When I first bought my place in Vegas, I did it only because it was an incredible deal. As a frequent visitor to Vegas I assumed that I'd stay there once in a while, and AirBnb it out to recoup my costs. Or if it turned out that I really came to dislike Vegas after spending more time there, I could sell the condo with a small percentage loss that would amount to very little.
Fast forward two years and now I live here, as much as I live anywhere. I haven't analyzed my time, but I'd guess that I spend about half my year here, usually in one or two week chunks.
What strikes me most about Vegas is that it's certainly a place that more people should live. It's not for everyone, of course, but cultural assumptions about it are certainly keeping people out who should be in.
Here are some of the things I love about Vegas:
It's easy to analyze when things go poorly, but that it doesn't come as naturally when things are going well. When things are good it's very easy to just brush it away by assuming that the success was somehow due to you. I know I've thought that many times, especially when I was younger.

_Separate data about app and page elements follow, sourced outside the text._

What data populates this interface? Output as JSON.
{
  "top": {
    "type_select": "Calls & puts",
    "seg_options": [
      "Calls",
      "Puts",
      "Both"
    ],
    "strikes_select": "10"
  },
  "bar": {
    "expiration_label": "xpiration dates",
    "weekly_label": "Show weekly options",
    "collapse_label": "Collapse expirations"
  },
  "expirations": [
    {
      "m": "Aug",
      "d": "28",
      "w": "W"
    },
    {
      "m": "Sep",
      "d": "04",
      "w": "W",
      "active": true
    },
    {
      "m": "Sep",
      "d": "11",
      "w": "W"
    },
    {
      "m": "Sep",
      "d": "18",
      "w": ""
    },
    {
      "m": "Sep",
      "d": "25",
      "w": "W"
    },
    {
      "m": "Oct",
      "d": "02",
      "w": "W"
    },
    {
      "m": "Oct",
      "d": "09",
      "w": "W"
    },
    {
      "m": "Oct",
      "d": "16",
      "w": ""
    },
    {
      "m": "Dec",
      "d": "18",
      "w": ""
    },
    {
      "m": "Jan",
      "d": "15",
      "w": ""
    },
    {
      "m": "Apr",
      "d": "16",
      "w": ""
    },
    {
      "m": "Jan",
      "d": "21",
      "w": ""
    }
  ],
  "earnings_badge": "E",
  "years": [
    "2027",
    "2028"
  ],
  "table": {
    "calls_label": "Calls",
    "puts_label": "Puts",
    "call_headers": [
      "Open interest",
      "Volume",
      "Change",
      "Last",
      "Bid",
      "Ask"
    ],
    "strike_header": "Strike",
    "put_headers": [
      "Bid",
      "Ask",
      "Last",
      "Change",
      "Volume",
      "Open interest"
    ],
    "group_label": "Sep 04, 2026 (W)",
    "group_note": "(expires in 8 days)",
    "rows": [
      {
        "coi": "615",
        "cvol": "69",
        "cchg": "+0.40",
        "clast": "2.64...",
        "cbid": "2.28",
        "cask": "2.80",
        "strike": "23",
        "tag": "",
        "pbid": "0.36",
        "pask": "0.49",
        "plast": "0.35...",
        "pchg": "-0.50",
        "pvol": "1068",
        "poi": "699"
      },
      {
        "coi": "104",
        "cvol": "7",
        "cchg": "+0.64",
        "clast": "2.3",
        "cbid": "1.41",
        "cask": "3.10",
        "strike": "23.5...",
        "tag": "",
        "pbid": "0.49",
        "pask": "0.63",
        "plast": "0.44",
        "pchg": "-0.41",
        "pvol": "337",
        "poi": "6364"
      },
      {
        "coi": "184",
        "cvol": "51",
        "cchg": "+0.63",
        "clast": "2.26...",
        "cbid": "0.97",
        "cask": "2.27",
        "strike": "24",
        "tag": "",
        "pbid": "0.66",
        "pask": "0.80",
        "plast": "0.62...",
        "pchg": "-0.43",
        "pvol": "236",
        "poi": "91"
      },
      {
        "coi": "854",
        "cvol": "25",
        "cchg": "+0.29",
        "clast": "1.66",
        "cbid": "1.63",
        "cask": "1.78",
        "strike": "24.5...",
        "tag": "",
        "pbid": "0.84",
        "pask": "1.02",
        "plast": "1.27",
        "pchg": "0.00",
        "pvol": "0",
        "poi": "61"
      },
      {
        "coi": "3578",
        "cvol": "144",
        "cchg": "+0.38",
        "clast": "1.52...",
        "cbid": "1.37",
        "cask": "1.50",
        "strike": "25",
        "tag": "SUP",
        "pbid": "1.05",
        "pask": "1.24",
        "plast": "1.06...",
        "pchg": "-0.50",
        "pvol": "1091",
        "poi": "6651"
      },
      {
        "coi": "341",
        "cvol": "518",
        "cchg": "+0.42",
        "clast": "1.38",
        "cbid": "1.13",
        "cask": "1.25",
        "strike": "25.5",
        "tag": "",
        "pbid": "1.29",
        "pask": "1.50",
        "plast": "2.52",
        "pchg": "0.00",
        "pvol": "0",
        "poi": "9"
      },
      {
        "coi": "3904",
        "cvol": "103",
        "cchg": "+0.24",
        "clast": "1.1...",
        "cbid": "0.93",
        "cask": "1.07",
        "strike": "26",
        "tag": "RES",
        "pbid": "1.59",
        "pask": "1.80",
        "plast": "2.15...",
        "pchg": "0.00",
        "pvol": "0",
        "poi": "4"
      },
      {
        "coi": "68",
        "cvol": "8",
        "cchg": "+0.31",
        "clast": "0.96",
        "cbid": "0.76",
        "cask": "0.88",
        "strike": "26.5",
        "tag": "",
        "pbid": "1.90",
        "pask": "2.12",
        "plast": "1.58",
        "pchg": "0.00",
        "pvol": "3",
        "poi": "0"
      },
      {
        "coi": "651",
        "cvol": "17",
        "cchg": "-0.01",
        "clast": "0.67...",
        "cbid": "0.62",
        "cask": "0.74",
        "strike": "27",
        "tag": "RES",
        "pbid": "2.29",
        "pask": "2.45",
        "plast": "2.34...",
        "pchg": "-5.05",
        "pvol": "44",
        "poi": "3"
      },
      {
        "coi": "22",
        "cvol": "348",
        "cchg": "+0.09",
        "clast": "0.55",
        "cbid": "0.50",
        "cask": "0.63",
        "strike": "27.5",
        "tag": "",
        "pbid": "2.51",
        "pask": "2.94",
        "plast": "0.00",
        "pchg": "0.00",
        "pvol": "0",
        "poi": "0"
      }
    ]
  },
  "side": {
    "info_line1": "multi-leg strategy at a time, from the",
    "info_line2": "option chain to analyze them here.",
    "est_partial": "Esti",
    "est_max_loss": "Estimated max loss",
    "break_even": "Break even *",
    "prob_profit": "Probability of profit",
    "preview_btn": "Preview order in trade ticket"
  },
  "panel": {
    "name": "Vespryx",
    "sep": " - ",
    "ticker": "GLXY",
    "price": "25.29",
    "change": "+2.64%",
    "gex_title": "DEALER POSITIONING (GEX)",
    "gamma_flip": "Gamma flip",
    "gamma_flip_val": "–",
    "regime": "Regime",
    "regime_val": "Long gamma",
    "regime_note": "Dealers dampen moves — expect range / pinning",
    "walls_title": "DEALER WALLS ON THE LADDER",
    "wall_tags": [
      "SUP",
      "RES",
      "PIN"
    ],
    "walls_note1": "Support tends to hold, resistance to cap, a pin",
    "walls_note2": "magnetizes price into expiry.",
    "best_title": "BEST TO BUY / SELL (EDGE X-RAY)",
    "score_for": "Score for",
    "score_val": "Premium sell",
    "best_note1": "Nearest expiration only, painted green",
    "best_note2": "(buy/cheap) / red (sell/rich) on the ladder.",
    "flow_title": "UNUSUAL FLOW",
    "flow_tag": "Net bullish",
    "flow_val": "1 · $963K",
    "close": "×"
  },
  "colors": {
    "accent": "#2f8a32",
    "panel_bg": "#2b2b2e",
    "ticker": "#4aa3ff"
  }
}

As I've thought about some recent successes, I've thought about the value of putting myself out there, making myself vulnerable to failure, with the aim of increasing my exposure to good things happening.
There are a lot of things that you can do to increase the chance of good things happening to you.
If you're dating, you're going to have the best chance at meeting someone good if you're on every dating site, always messaging people, and strike up conversations in real life with strangers you find attractive. You're going to face a lot of rejection that way, but that's the (relatively low) cost you pay to drastically increase your chances at meeting someone good.